**YOUR OBJECTIVE**
Please copy every line below that contains the string "投稿を表示".
------------------------------------
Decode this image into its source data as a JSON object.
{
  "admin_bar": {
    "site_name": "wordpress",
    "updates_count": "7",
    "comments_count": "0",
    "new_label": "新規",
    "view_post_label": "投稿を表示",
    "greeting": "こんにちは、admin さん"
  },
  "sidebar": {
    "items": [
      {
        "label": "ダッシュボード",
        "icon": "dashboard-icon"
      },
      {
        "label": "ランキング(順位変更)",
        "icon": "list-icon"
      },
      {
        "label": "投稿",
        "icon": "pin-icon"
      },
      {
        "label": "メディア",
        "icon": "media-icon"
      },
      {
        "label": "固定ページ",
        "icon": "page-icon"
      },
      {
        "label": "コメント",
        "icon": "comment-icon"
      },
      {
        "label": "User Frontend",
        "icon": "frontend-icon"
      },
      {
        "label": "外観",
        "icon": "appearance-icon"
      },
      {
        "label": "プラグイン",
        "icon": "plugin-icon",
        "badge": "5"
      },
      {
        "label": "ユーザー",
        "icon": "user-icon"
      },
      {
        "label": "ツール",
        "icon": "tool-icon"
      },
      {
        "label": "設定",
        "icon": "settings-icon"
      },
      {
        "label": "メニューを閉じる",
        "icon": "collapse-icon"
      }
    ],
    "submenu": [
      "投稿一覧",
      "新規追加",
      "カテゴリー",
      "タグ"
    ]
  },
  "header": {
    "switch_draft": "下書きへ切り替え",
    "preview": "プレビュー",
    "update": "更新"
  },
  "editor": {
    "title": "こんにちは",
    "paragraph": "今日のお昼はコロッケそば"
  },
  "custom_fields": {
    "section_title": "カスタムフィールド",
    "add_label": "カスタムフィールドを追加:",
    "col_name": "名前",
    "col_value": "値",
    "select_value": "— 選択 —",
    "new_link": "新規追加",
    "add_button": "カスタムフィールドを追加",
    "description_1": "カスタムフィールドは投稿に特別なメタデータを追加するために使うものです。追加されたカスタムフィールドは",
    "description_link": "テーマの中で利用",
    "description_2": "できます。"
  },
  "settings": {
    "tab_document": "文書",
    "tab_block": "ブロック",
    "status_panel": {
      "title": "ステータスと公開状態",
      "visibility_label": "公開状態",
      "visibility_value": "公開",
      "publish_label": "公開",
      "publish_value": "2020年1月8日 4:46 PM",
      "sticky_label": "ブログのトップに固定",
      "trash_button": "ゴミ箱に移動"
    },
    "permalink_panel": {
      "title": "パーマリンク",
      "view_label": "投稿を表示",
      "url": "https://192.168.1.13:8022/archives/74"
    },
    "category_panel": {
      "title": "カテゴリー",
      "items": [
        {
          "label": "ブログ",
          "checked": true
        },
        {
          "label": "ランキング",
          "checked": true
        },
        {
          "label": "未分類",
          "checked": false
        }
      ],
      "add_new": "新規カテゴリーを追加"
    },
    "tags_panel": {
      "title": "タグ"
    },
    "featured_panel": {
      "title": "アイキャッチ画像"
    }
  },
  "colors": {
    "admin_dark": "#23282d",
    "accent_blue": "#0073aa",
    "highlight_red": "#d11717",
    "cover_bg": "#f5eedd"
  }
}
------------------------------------
**TASK ANSWER**
    "view_post_label": "投稿を表示",
      "view_label": "投稿を表示",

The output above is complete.